§ Source information:

+ + + + + + +

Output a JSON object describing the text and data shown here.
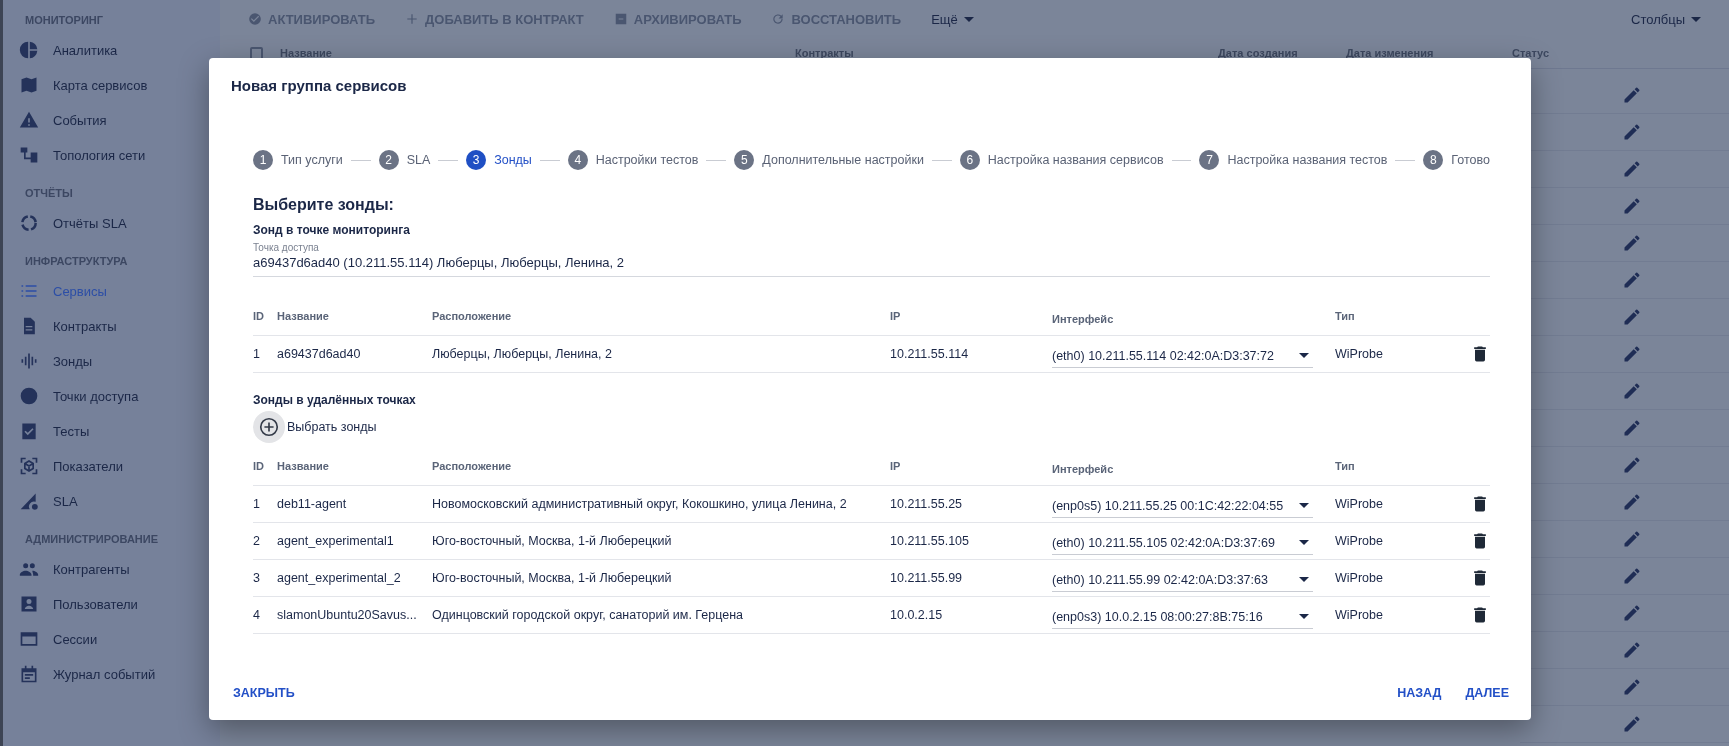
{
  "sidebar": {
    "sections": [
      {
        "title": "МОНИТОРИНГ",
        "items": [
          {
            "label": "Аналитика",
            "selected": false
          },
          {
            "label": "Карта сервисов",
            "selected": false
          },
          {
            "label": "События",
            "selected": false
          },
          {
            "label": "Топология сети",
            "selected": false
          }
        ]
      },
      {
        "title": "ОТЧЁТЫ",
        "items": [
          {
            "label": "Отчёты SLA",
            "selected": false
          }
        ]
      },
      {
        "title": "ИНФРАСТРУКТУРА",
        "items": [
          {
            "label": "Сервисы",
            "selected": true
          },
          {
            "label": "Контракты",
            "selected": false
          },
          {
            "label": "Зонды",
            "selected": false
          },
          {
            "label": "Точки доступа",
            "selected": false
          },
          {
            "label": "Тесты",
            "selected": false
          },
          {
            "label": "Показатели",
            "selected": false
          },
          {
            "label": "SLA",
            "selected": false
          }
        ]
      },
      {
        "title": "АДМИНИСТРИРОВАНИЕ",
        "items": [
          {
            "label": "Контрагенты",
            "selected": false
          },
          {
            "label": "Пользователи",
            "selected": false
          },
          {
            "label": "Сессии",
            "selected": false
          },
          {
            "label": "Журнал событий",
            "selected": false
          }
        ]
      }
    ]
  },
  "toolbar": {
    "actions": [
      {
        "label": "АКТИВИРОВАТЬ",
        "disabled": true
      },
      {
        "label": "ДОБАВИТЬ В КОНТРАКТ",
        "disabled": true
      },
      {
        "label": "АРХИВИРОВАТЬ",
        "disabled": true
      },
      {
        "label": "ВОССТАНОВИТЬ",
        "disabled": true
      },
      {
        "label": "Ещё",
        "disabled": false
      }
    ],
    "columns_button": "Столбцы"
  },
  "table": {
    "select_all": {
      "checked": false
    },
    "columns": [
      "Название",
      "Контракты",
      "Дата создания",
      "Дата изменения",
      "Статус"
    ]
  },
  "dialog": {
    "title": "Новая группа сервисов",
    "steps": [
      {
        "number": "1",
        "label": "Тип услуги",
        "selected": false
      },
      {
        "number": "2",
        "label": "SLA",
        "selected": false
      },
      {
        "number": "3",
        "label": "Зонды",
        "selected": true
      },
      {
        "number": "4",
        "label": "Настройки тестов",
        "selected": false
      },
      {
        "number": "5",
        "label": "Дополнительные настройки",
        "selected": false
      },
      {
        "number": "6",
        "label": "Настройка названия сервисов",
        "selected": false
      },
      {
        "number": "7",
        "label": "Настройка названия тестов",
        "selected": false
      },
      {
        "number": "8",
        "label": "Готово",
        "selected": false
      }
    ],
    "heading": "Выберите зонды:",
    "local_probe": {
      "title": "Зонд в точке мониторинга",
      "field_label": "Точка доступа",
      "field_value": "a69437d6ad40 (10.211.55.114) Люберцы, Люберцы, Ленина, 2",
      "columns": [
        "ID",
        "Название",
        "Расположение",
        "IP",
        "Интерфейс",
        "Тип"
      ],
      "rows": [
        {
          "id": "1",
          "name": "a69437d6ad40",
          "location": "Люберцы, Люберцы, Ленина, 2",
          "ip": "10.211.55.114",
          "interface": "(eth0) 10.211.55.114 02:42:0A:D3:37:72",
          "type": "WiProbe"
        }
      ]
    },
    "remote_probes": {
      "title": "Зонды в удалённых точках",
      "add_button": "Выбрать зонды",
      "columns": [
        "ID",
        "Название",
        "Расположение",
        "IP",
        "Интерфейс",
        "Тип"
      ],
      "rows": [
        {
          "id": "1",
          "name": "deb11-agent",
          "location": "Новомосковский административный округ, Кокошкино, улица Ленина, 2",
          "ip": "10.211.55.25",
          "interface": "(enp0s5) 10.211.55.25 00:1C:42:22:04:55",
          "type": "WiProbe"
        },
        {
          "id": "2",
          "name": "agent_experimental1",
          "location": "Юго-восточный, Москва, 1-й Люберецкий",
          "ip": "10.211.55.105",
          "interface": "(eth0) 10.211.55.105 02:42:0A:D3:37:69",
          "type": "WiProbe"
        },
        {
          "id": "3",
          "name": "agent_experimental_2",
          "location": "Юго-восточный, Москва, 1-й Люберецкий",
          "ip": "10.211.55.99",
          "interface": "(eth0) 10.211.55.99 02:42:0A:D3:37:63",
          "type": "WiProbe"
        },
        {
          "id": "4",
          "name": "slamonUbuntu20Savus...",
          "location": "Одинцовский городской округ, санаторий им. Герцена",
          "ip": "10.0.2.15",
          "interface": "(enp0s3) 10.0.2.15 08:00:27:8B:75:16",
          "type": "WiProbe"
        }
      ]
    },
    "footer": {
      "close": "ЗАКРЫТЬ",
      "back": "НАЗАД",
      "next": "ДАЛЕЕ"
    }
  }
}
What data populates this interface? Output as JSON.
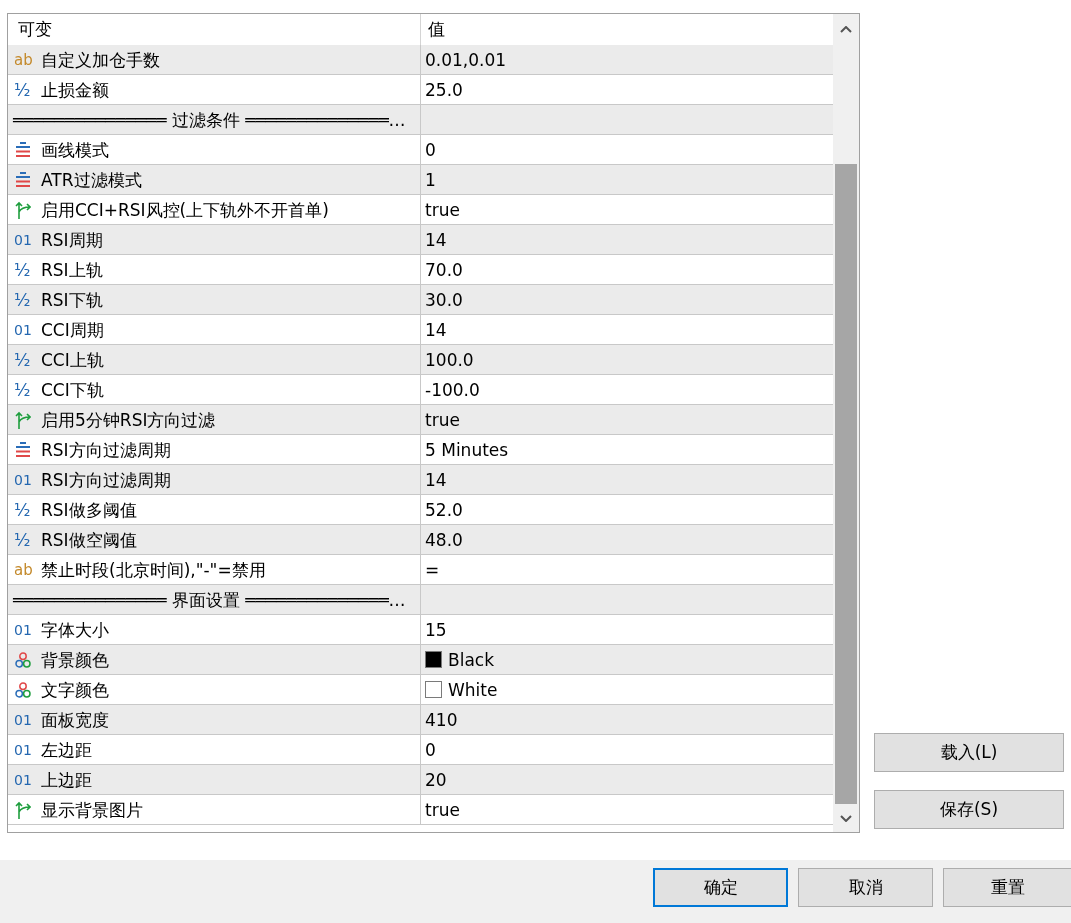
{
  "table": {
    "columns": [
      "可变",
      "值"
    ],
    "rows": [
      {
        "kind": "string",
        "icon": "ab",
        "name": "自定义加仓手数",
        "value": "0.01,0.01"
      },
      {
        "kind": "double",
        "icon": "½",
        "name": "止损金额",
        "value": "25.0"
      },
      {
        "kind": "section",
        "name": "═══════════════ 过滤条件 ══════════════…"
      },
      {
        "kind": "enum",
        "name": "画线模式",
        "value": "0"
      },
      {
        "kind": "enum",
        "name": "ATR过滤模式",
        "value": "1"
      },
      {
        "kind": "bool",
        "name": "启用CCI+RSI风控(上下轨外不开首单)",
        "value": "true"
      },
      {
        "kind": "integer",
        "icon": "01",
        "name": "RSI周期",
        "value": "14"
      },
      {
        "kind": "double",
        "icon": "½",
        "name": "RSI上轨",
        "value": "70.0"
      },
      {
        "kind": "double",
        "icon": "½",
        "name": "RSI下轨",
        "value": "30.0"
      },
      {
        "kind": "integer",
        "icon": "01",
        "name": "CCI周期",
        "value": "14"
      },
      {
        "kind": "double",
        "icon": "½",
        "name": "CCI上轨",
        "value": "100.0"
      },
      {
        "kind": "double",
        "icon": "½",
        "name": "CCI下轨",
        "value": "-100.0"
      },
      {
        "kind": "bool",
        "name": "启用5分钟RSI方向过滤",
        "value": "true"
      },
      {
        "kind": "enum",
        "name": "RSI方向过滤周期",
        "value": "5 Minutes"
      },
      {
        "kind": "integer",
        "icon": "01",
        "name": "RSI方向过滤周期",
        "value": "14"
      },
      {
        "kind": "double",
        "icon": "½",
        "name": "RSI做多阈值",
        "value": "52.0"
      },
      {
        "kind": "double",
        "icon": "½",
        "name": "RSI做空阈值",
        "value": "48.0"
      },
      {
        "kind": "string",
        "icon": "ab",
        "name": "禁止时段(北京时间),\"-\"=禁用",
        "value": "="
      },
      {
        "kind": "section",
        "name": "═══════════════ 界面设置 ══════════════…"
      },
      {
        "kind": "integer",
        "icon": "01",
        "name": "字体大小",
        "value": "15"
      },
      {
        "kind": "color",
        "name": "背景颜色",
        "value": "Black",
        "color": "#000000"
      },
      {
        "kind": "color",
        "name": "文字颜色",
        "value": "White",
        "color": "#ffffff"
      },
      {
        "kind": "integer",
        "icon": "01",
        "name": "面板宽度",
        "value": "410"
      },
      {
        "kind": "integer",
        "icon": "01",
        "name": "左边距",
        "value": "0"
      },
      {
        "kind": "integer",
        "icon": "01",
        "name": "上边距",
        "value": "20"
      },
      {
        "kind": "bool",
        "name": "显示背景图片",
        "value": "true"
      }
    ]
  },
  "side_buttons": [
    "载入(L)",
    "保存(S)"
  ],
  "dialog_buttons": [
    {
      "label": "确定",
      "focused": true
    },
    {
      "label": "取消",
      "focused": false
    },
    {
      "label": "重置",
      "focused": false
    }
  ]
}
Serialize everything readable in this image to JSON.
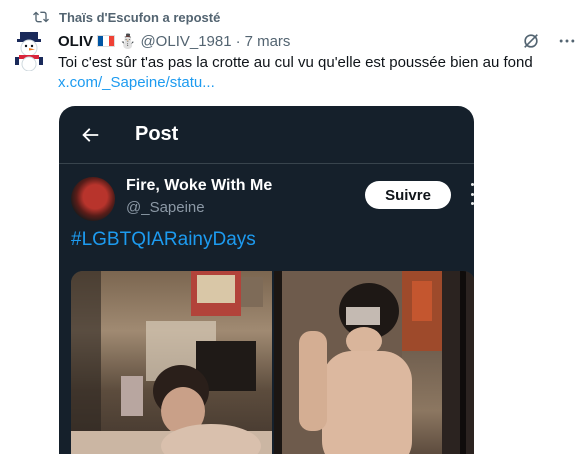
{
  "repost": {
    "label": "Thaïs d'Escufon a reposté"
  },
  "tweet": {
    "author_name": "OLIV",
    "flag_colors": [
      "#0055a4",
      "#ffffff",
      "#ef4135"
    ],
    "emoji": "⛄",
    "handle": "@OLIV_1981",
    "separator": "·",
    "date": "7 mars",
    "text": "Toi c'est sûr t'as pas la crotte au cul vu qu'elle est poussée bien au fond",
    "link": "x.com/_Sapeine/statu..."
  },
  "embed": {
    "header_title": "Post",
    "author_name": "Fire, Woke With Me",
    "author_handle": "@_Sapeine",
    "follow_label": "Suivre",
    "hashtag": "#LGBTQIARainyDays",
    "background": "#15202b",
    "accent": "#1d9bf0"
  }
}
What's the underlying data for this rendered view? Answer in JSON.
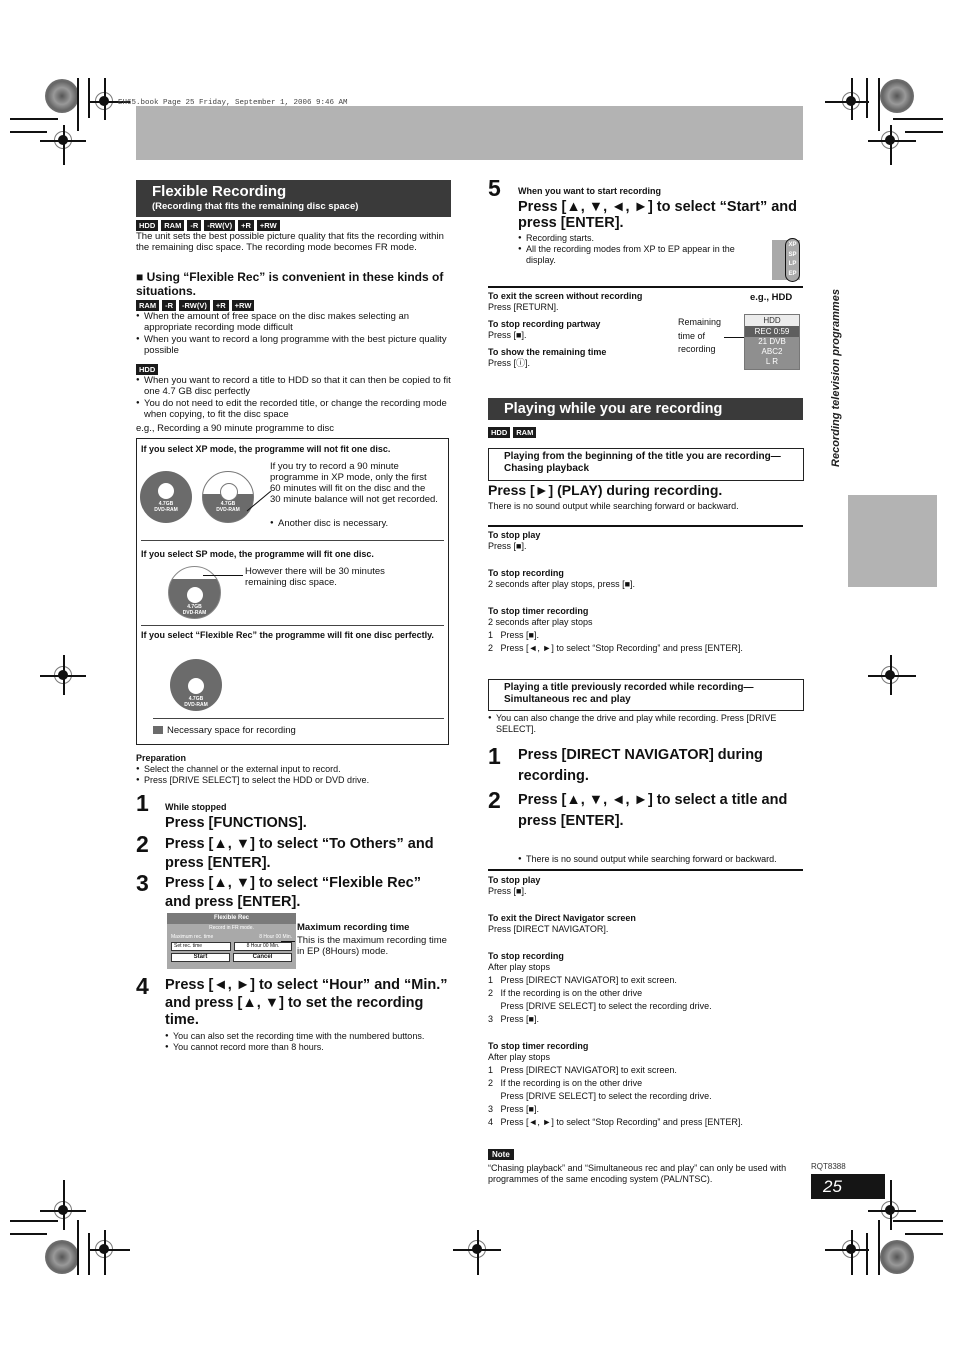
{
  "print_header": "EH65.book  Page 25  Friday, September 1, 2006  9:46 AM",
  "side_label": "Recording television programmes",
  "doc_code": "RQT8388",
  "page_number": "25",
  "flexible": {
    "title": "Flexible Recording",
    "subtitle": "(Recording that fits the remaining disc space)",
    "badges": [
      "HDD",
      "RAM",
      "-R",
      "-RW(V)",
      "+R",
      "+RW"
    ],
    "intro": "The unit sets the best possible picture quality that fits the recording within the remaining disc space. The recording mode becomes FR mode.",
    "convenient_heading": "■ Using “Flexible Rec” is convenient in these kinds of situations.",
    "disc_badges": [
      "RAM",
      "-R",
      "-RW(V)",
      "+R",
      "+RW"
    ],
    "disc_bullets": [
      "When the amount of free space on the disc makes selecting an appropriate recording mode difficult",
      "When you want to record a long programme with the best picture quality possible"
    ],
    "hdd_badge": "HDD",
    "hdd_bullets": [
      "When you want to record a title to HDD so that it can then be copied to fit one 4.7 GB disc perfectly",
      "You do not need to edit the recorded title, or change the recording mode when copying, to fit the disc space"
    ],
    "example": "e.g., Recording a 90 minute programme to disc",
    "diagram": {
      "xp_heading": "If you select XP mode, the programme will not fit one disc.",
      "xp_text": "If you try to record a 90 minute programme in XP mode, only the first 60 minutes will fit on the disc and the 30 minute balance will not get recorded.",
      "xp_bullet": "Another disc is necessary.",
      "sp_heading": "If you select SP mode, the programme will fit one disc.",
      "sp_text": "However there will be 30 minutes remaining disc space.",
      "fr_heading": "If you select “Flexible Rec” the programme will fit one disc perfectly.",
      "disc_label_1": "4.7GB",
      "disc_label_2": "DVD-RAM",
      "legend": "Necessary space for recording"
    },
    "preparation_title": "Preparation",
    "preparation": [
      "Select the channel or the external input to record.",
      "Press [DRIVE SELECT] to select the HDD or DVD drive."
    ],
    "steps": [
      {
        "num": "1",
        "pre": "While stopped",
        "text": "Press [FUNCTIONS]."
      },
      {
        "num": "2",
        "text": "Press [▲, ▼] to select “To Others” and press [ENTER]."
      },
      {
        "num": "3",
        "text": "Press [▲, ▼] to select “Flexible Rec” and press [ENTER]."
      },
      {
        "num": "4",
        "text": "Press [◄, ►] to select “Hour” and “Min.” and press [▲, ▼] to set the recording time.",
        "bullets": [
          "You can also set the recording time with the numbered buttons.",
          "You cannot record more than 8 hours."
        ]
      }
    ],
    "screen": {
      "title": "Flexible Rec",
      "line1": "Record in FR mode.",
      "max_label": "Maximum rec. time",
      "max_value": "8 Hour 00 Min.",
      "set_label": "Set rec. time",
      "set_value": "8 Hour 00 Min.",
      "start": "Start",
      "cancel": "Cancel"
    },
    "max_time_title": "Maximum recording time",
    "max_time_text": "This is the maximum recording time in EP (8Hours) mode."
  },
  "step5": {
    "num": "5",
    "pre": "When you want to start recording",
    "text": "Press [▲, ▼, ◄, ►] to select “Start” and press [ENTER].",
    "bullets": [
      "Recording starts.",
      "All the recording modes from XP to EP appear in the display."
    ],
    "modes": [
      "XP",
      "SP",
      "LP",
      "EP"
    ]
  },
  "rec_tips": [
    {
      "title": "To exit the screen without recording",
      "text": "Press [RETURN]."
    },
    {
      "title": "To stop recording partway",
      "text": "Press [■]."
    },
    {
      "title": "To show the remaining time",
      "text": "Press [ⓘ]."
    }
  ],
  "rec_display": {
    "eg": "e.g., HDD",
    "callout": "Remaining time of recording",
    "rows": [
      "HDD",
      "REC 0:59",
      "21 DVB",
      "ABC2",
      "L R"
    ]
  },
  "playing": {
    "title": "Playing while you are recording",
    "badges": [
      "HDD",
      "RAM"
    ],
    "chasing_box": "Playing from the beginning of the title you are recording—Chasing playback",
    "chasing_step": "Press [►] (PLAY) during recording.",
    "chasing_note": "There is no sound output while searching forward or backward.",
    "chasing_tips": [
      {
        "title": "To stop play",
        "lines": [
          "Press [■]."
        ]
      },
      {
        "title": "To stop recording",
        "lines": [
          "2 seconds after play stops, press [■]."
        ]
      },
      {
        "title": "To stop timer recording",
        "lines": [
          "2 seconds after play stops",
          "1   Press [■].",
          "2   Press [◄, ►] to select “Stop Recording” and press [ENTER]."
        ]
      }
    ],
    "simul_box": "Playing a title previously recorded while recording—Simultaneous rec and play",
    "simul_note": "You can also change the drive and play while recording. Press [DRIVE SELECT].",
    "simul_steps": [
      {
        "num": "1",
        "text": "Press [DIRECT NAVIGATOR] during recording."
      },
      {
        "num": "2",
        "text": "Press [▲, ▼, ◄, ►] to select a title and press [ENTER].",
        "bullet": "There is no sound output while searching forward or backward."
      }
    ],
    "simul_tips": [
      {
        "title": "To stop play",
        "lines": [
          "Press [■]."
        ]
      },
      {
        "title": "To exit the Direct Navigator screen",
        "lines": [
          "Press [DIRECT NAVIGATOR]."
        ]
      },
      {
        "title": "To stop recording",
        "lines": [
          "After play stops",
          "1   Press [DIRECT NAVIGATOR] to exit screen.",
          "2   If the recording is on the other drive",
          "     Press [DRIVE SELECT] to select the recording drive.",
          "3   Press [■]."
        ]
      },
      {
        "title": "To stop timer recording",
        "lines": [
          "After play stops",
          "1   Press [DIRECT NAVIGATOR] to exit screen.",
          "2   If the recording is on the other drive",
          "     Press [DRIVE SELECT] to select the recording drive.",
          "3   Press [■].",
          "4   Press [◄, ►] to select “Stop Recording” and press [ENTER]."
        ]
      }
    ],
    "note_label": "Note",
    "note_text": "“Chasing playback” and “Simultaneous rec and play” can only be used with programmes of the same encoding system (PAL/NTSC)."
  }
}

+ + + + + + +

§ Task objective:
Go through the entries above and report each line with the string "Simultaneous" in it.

§ Exercise result:
    "simul_box": "Playing a title previously recorded while recording—Simultaneous rec and play",
    "note_text": "“Chasing playback” and “Simultaneous rec and play” can only be used with programmes of the same encoding system (PAL/NTSC)."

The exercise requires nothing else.